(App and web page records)
[Start of Attachment]

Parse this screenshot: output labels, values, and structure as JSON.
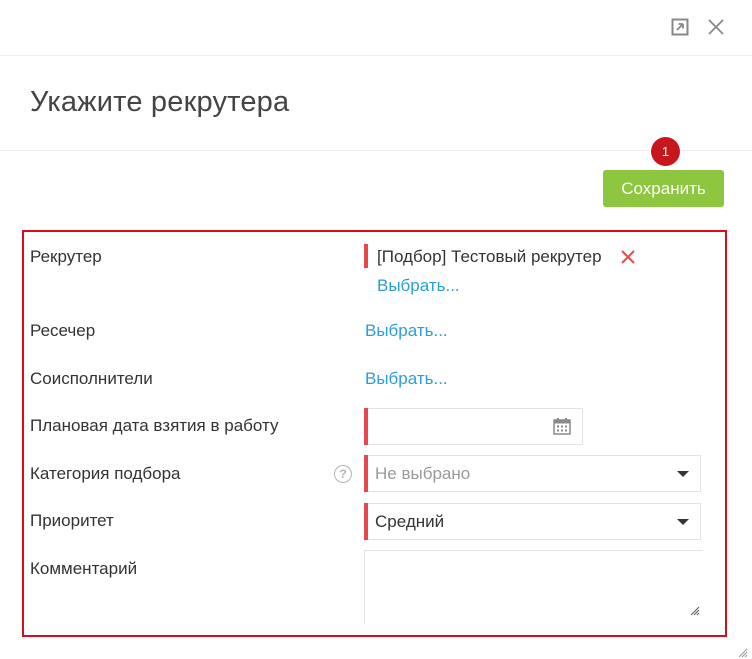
{
  "dialog": {
    "title": "Укажите рекрутера",
    "badge": "1",
    "save_label": "Сохранить"
  },
  "colors": {
    "accent_green": "#8dc63f",
    "link_blue": "#2a9fd6",
    "required_red": "#e8474e",
    "highlight_frame": "#d0111b",
    "badge_red": "#c8161d"
  },
  "form": {
    "recruiter": {
      "label": "Рекрутер",
      "selected": "[Подбор] Тестовый рекрутер",
      "choose": "Выбрать..."
    },
    "researcher": {
      "label": "Ресечер",
      "choose": "Выбрать..."
    },
    "coexecutors": {
      "label": "Соисполнители",
      "choose": "Выбрать..."
    },
    "planned_date": {
      "label": "Плановая дата взятия в работу",
      "value": ""
    },
    "category": {
      "label": "Категория подбора",
      "help": "?",
      "value": "Не выбрано"
    },
    "priority": {
      "label": "Приоритет",
      "value": "Средний"
    },
    "comment": {
      "label": "Комментарий",
      "value": ""
    }
  }
}
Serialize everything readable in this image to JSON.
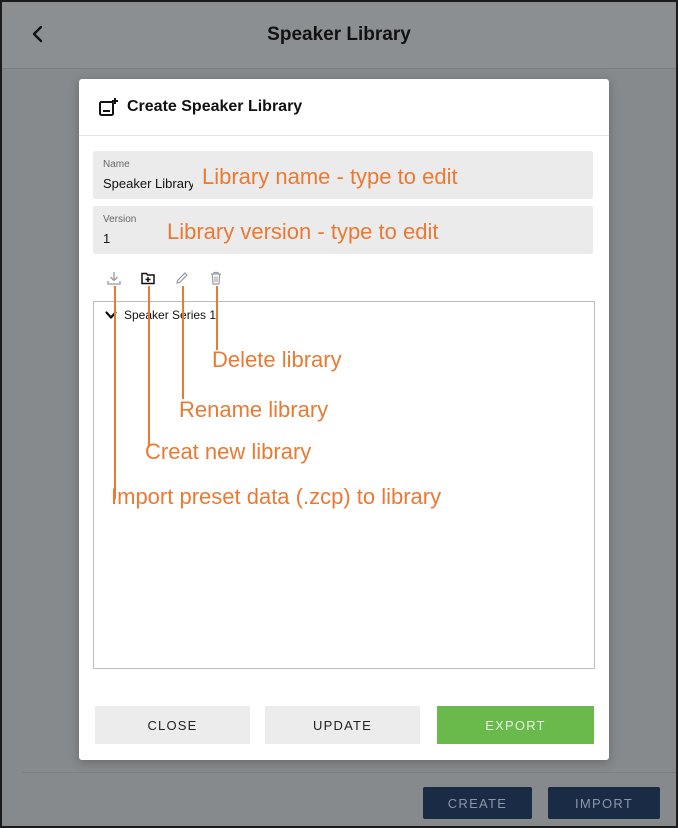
{
  "app": {
    "title": "Speaker Library"
  },
  "dialog": {
    "title": "Create Speaker Library",
    "name_field": {
      "label": "Name",
      "value": "Speaker Library"
    },
    "version_field": {
      "label": "Version",
      "value": "1"
    },
    "toolbar": {
      "import_icon": "download-icon",
      "new_icon": "folder-plus-icon",
      "rename_icon": "pencil-icon",
      "delete_icon": "trash-icon"
    },
    "tree": {
      "items": [
        {
          "label": "Speaker Series 1",
          "expanded": true
        }
      ]
    },
    "buttons": {
      "close": "CLOSE",
      "update": "UPDATE",
      "export": "EXPORT"
    }
  },
  "annotations": {
    "name": "Library name - type to edit",
    "version": "Library version - type to edit",
    "delete": "Delete library",
    "rename": "Rename library",
    "new": "Creat new library",
    "import": "Import preset data (.zcp) to library"
  },
  "footer": {
    "create": "CREATE",
    "import": "IMPORT"
  },
  "colors": {
    "annotation": "#ea7a33",
    "export_button": "#69b94b",
    "footer_button": "#1a2b45",
    "backdrop": "#878a8c"
  }
}
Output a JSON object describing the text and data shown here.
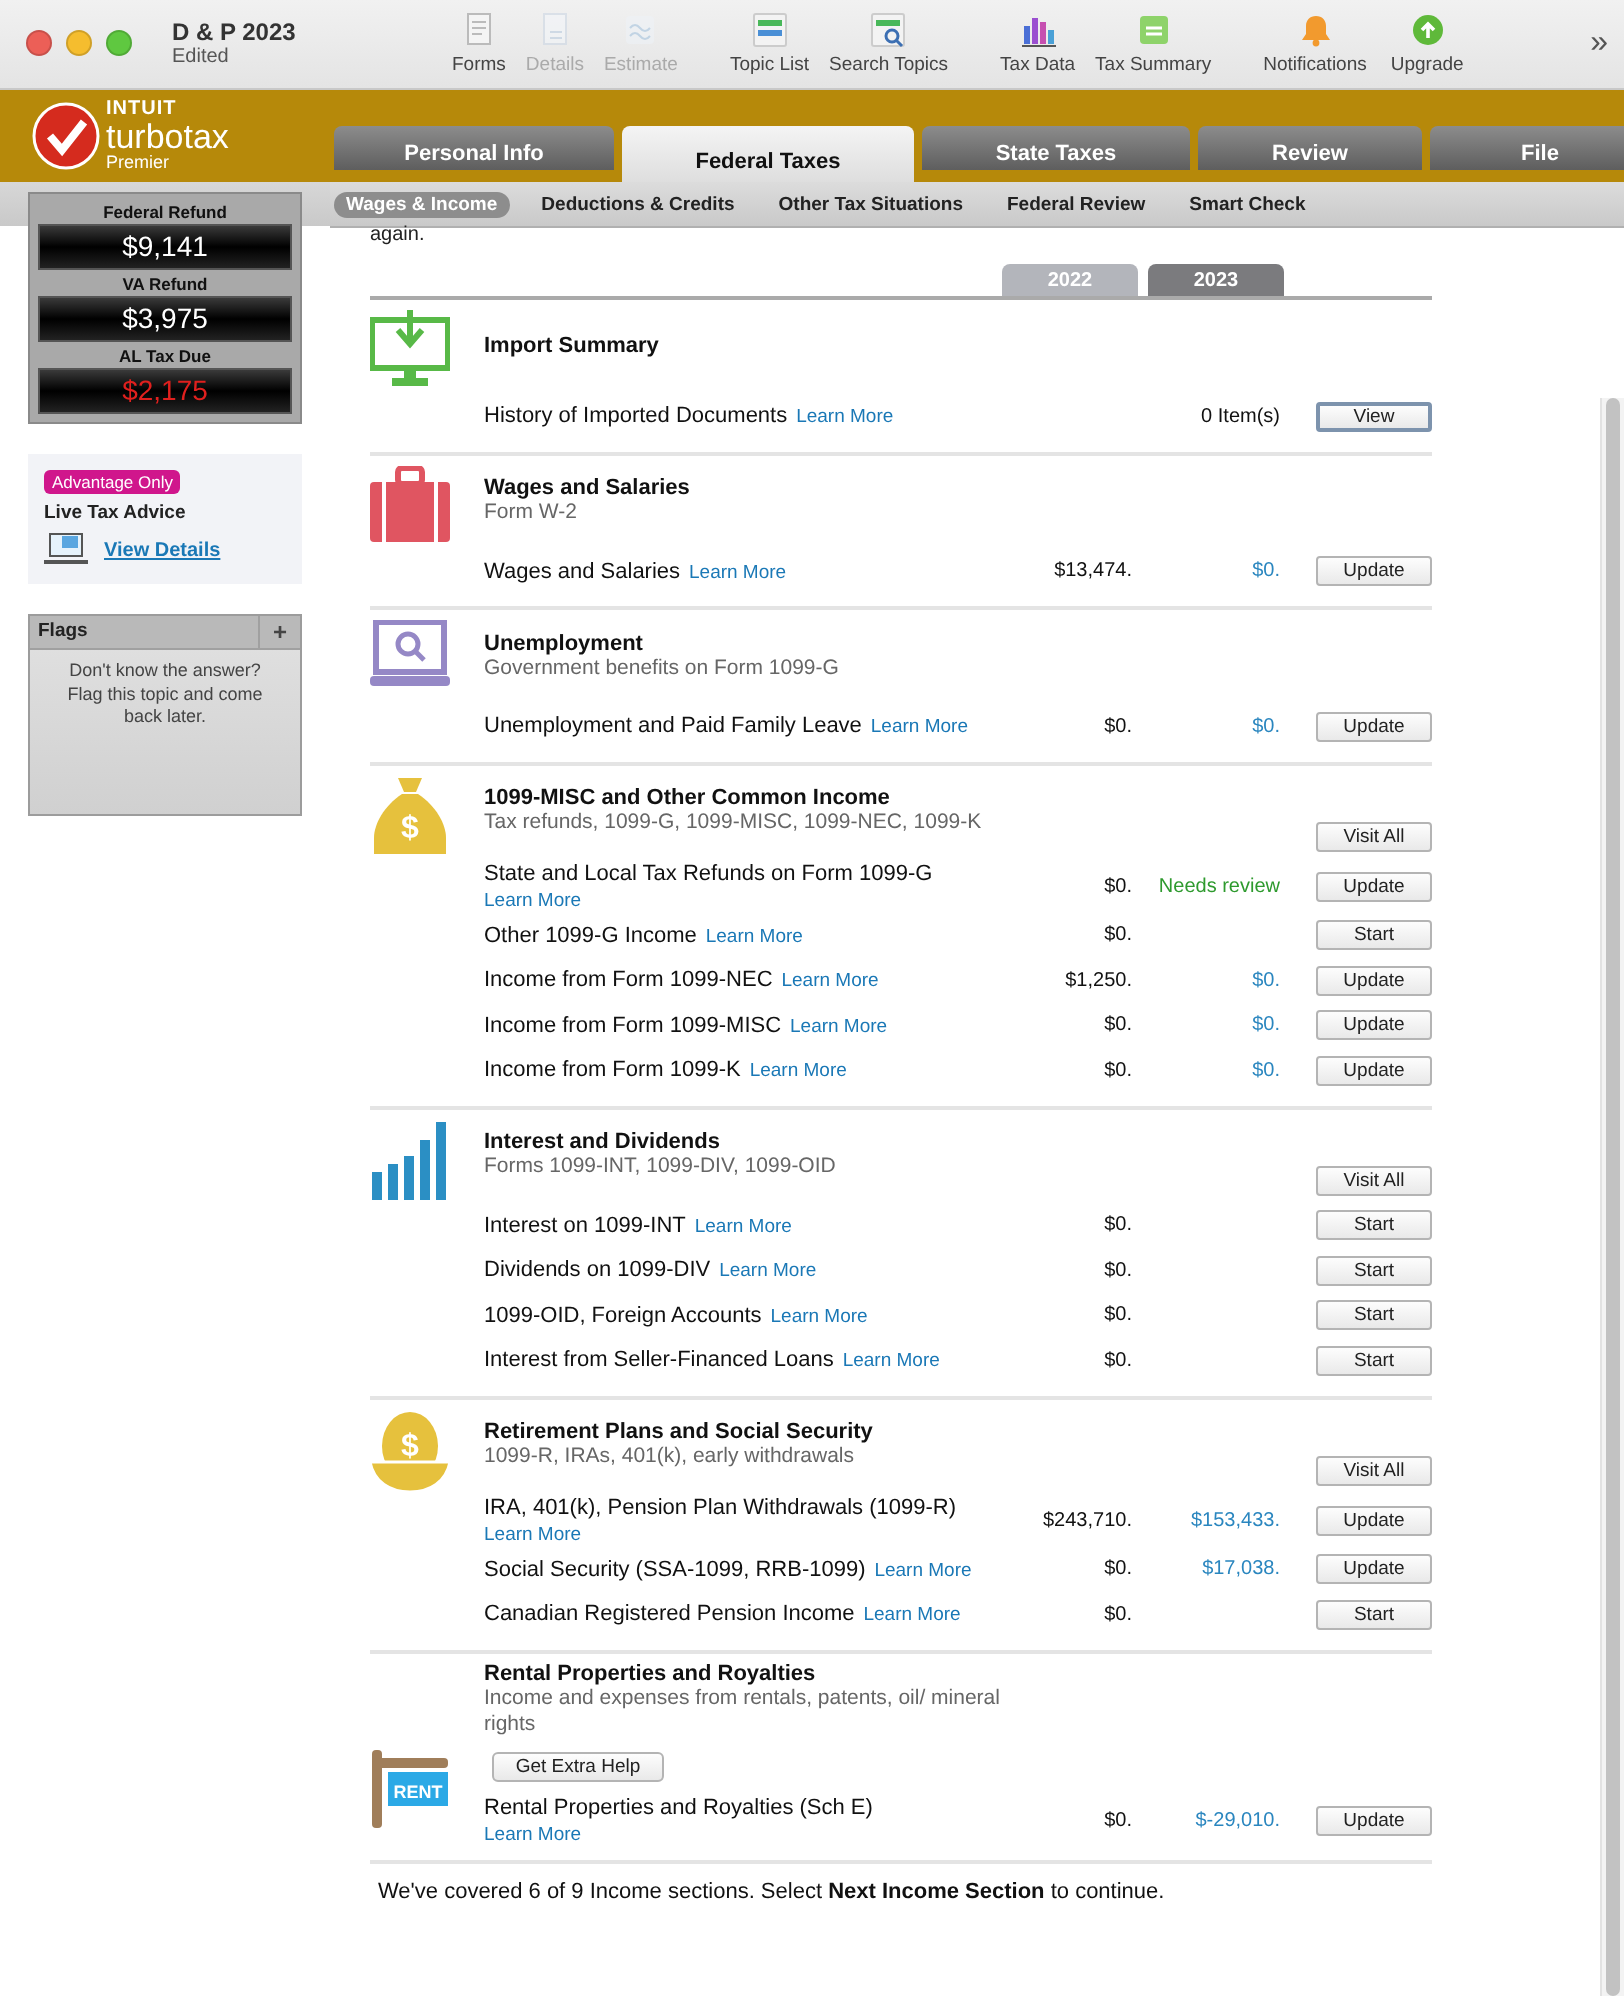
{
  "window": {
    "title": "D & P 2023",
    "subtitle": "Edited"
  },
  "toolbar": [
    {
      "label": "Forms",
      "disabled": false
    },
    {
      "label": "Details",
      "disabled": true
    },
    {
      "label": "Estimate",
      "disabled": true
    },
    {
      "label": "Topic List",
      "disabled": false
    },
    {
      "label": "Search Topics",
      "disabled": false
    },
    {
      "label": "Tax Data",
      "disabled": false
    },
    {
      "label": "Tax Summary",
      "disabled": false
    },
    {
      "label": "Notifications",
      "disabled": false
    },
    {
      "label": "Upgrade",
      "disabled": false
    }
  ],
  "toolbar_overflow": "»",
  "brand": {
    "company": "INTUIT",
    "product": "turbotax",
    "edition": "Premier"
  },
  "main_tabs": [
    {
      "label": "Personal Info",
      "selected": false
    },
    {
      "label": "Federal Taxes",
      "selected": true
    },
    {
      "label": "State Taxes",
      "selected": false
    },
    {
      "label": "Review",
      "selected": false
    },
    {
      "label": "File",
      "selected": false
    }
  ],
  "sub_tabs": [
    {
      "label": "Wages & Income",
      "selected": true
    },
    {
      "label": "Deductions & Credits",
      "selected": false
    },
    {
      "label": "Other Tax Situations",
      "selected": false
    },
    {
      "label": "Federal Review",
      "selected": false
    },
    {
      "label": "Smart Check",
      "selected": false
    }
  ],
  "refunds": [
    {
      "label": "Federal Refund",
      "amount": "$9,141",
      "kind": "refund"
    },
    {
      "label": "VA Refund",
      "amount": "$3,975",
      "kind": "refund"
    },
    {
      "label": "AL Tax Due",
      "amount": "$2,175",
      "kind": "due"
    }
  ],
  "advice_card": {
    "badge": "Advantage Only",
    "title": "Live Tax Advice",
    "link": "View Details"
  },
  "flags": {
    "title": "Flags",
    "add": "+",
    "message": "Don't know the answer? Flag this topic and come back later."
  },
  "intro_fragment": "again.",
  "year_tabs": [
    {
      "label": "2022",
      "selected": false
    },
    {
      "label": "2023",
      "selected": true
    }
  ],
  "sections": [
    {
      "title": "Import Summary",
      "rows": [
        {
          "label": "History of Imported Documents",
          "link": "Learn More",
          "current": "0 Item(s)",
          "color": "#111111",
          "button": "View",
          "focused": true
        }
      ]
    },
    {
      "title": "Wages and Salaries",
      "subtitle": "Form W-2",
      "rows": [
        {
          "label": "Wages and Salaries",
          "link": "Learn More",
          "prior": "$13,474.",
          "current": "$0.",
          "color": "#2a86bf",
          "button": "Update",
          "focused": false
        }
      ]
    },
    {
      "title": "Unemployment",
      "subtitle": "Government benefits on Form 1099-G",
      "rows": [
        {
          "label": "Unemployment and Paid Family Leave",
          "link": "Learn More",
          "prior": "$0.",
          "current": "$0.",
          "color": "#2a86bf",
          "button": "Update",
          "focused": false
        }
      ]
    },
    {
      "title": "1099-MISC and Other Common Income",
      "subtitle": "Tax refunds, 1099-G, 1099-MISC, 1099-NEC, 1099-K",
      "symbol": "$",
      "visit_all": "Visit All",
      "rows": [
        {
          "label": "State and Local Tax Refunds on Form 1099-G",
          "link": "Learn More",
          "prior": "$0.",
          "current": "Needs review",
          "color": "#2e9a2e",
          "button": "Update",
          "focused": false
        },
        {
          "label": "Other 1099-G Income",
          "link": "Learn More",
          "prior": "$0.",
          "button": "Start",
          "focused": false
        },
        {
          "label": "Income from Form 1099-NEC",
          "link": "Learn More",
          "prior": "$1,250.",
          "current": "$0.",
          "color": "#2a86bf",
          "button": "Update",
          "focused": false
        },
        {
          "label": "Income from Form 1099-MISC",
          "link": "Learn More",
          "prior": "$0.",
          "current": "$0.",
          "color": "#2a86bf",
          "button": "Update",
          "focused": false
        },
        {
          "label": "Income from Form 1099-K",
          "link": "Learn More",
          "prior": "$0.",
          "current": "$0.",
          "color": "#2a86bf",
          "button": "Update",
          "focused": false
        }
      ]
    },
    {
      "title": "Interest and Dividends",
      "subtitle": "Forms 1099-INT, 1099-DIV, 1099-OID",
      "visit_all": "Visit All",
      "rows": [
        {
          "label": "Interest on 1099-INT",
          "link": "Learn More",
          "prior": "$0.",
          "button": "Start",
          "focused": false
        },
        {
          "label": "Dividends on 1099-DIV",
          "link": "Learn More",
          "prior": "$0.",
          "button": "Start",
          "focused": false
        },
        {
          "label": "1099-OID, Foreign Accounts",
          "link": "Learn More",
          "prior": "$0.",
          "button": "Start",
          "focused": false
        },
        {
          "label": "Interest from Seller-Financed Loans",
          "link": "Learn More",
          "prior": "$0.",
          "button": "Start",
          "focused": false
        }
      ]
    },
    {
      "title": "Retirement Plans and Social Security",
      "subtitle": "1099-R, IRAs, 401(k), early withdrawals",
      "symbol": "$",
      "visit_all": "Visit All",
      "rows": [
        {
          "label": "IRA, 401(k), Pension Plan Withdrawals (1099-R)",
          "link": "Learn More",
          "prior": "$243,710.",
          "current": "$153,433.",
          "color": "#2a86bf",
          "button": "Update",
          "focused": false
        },
        {
          "label": "Social Security (SSA-1099, RRB-1099)",
          "link": "Learn More",
          "prior": "$0.",
          "current": "$17,038.",
          "color": "#2a86bf",
          "button": "Update",
          "focused": false
        },
        {
          "label": "Canadian Registered Pension Income",
          "link": "Learn More",
          "prior": "$0.",
          "button": "Start",
          "focused": false
        }
      ]
    },
    {
      "title": "Rental Properties and Royalties",
      "subtitle": "Income and expenses from rentals, patents, oil/ mineral rights",
      "extra_help": "Get Extra Help",
      "sign_text": "RENT",
      "rows": [
        {
          "label": "Rental Properties and Royalties (Sch E)",
          "link": "Learn More",
          "prior": "$0.",
          "current": "$-29,010.",
          "color": "#2a86bf",
          "button": "Update",
          "focused": false
        }
      ]
    }
  ],
  "footer": "We've covered 6 of 9 Income sections. Select **Next Income Section** to continue."
}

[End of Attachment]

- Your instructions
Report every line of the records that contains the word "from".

- Exercise solution
          "label": "Income from Form 1099-NEC",
          "label": "Income from Form 1099-MISC",
          "label": "Income from Form 1099-K",
          "label": "Interest from Seller-Financed Loans",
      "subtitle": "Income and expenses from rentals, patents, oil/ mineral rights",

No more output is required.